China has invented a new social "operating system" that combines the integral use of digital technology, a new approach to Marxism and a new deployment of the Chinese Classics. The Center for the Study of Digital Life (CSDL) believes that this approach is unique and that it needs to be understood in detail by the world at large. Accordingly, we have organized a three-year research project to analyze what the Chinese are doing so that others can evaluate their plans, incorporate their insights and better grasp their accomplishments and failures.
The CDSL will bring together global strategists, computer scientists, economists, sinologists, political scientists and others to form a cross-disciplinary team to study the ongoing development of what we call the China Operating System for Society (COSS). We believe this effort will require three years to complete its first phase, with a total budget of $3 million. Funding will come from a combination of individuals -- particularly those from the technology industries -- and philanthropic sources.
The results of this initial effort will be multiple papers and research seminars, an open-source journal, a Wiki and a two-day conference, the proceedings of which will be published as a book.
While digital technology is generally noted as the fundamental "change agent" in society, most modern Western societies struggle to keep up with the "disruption" provoked by technology and, at best, try to study aspects of technological change in isolation from their overall social consequences. The reasons for this piece-meal approach are multiple, including a general lack of political and strategic coherence, fragmented academic specialization, the general inability of social scientists to incorporate technological effects into their work and economic imperatives that favor competition over co-operation.
We believe that many of these Western inhibitions do not apply to China.

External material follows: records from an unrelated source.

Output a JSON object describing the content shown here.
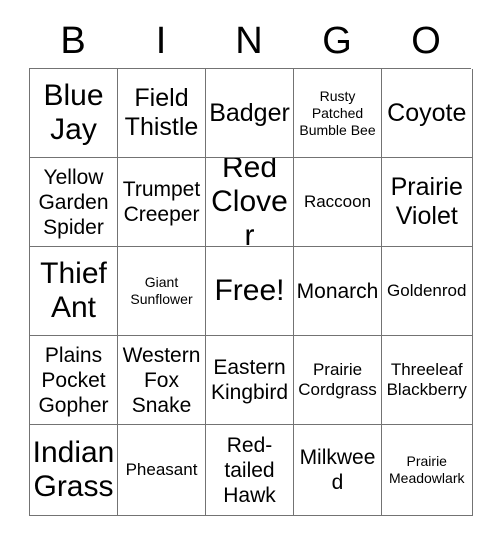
{
  "card": {
    "header_letters": [
      "B",
      "I",
      "N",
      "G",
      "O"
    ],
    "theme_colors": {
      "background": "#ffffff",
      "text": "#000000",
      "grid_line": "#737373"
    },
    "rows": [
      [
        {
          "label": "Blue Jay",
          "size": "sz-xl"
        },
        {
          "label": "Field Thistle",
          "size": "sz-lg"
        },
        {
          "label": "Badger",
          "size": "sz-lg"
        },
        {
          "label": "Rusty Patched Bumble Bee",
          "size": "sz-xs"
        },
        {
          "label": "Coyote",
          "size": "sz-lg"
        }
      ],
      [
        {
          "label": "Yellow Garden Spider",
          "size": "sz-md"
        },
        {
          "label": "Trumpet Creeper",
          "size": "sz-md"
        },
        {
          "label": "Red Clover",
          "size": "sz-xl"
        },
        {
          "label": "Raccoon",
          "size": "sz-sm"
        },
        {
          "label": "Prairie Violet",
          "size": "sz-lg"
        }
      ],
      [
        {
          "label": "Thief Ant",
          "size": "sz-xl"
        },
        {
          "label": "Giant Sunflower",
          "size": "sz-xs"
        },
        {
          "label": "Free!",
          "size": "sz-xl"
        },
        {
          "label": "Monarch",
          "size": "sz-md"
        },
        {
          "label": "Goldenrod",
          "size": "sz-sm"
        }
      ],
      [
        {
          "label": "Plains Pocket Gopher",
          "size": "sz-md"
        },
        {
          "label": "Western Fox Snake",
          "size": "sz-md"
        },
        {
          "label": "Eastern Kingbird",
          "size": "sz-md"
        },
        {
          "label": "Prairie Cordgrass",
          "size": "sz-sm"
        },
        {
          "label": "Threeleaf Blackberry",
          "size": "sz-sm"
        }
      ],
      [
        {
          "label": "Indian Grass",
          "size": "sz-xl"
        },
        {
          "label": "Pheasant",
          "size": "sz-sm"
        },
        {
          "label": "Red-tailed Hawk",
          "size": "sz-md"
        },
        {
          "label": "Milkweed",
          "size": "sz-md"
        },
        {
          "label": "Prairie Meadowlark",
          "size": "sz-xs"
        }
      ]
    ]
  }
}
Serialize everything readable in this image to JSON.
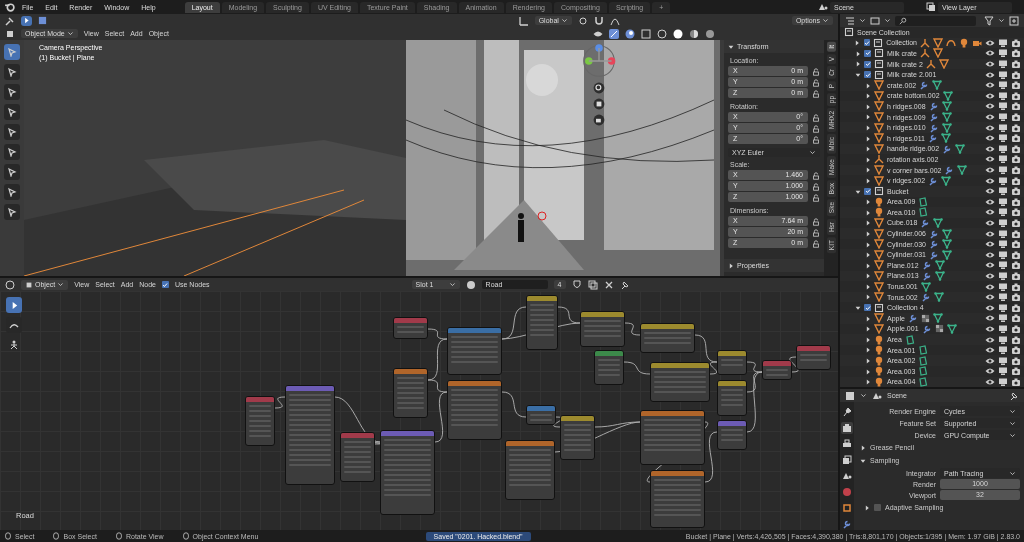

Under the leadership of the Communist Party of China (CPC) and its ability to mobilize academic, economic, political and cultural resources on a massive scale, today's China is uniquely positioned to organize a sweeping approach to what we call "Digital Life." Looking forward a decade-or-more, China has the capability to harness capabilities that have perhaps never been assembled before in human history.
Since its origins early in the 20th century (when it was known as the Chinese Communist Party or CCP) the CPC's primary goal has been he "creation of a new society." Today's CPC leadership are, in many cases, the children of those who marched with Mao Zedong and have not forgotten those goals.
Mao specifically departed from the "orthodox" Marxism of his day to declare that the "superstructure" of society (i.e. culture, ideology, religion, etc.) had significant impact on the economic development of a society. As the Cultural Revolution of the 1960s demonstrated, often with disastrous results, the CPC is collectively organized for social mobilization to achieve such a "new society." Now, with the addition of the "material" basis of digital technology, unavailable to Mao who governed a society largely based on radio-based communications, these ambitions have taken on new urgency and enthusiasm.
From its close relationship with Apple (helping to make it the world's most valuable company), to its world-leading network technology providers such as Huawei, to its remarkably successful Internet social and commerce sites including Alibaba, China is perhaps the most *strategically* digital country on earth. Where the corresponding companies in the West are hard-pressed to assert their "independence" from their respective governments over "security" concerns, those in China are publicly committed to the CPC's efforts to protect the Chinese "sphere."
In addition to this remarkable social/political/economic cohesion, China has been deliberately "updating" the basis of its own "superstructure" beginning over a decade ago in a complete revamping of Marxism to give it a "Chinese character" at the research institution at the pinnacle of their system, the Central Party School. This project, completed in 2011, now appears to have spawned an "academic" counterpart with the recent announcement that Beijing University will construct a new facility dedicated to a thorough analysis of Marxism and its capacity for social organization.
Importantly, in contrast with the West, where rancorous disputes over "secularism vs. religion" and the attendant "culture wars" still animate Presidential debates, Chinese authorities have backed efforts to revive interest in its own multi-millennium cultural heritage. The "Three Teachings" of Confucianism, Buddhism, and Taoism, along with high-level study of Yiology (i.e. the 3000 year-old "Yi Jing") have become increasingly common. As Cambridge historian/sinologist Joseph Needham boldly documented, China was in many ways the global center of technological invention long before Europe eventually took up the challenge. From toilet-paper to movable type and beyond, China's technological legacy is both historically powerful and deserving of significant current cultural pride.
Taken together, these strategic resources of cultural heritage, ideological flexibility in the face of technological change, political/economic leadership and demonstrable commercial/social success with digital technology provide the capability for China to develop a *digital* social operating system unlike any yet imagined elsewhere.
The COSS Project seeks to understand what the Chinese have already learned -- both positive and negative -- and to understand what they now plan to accomplish.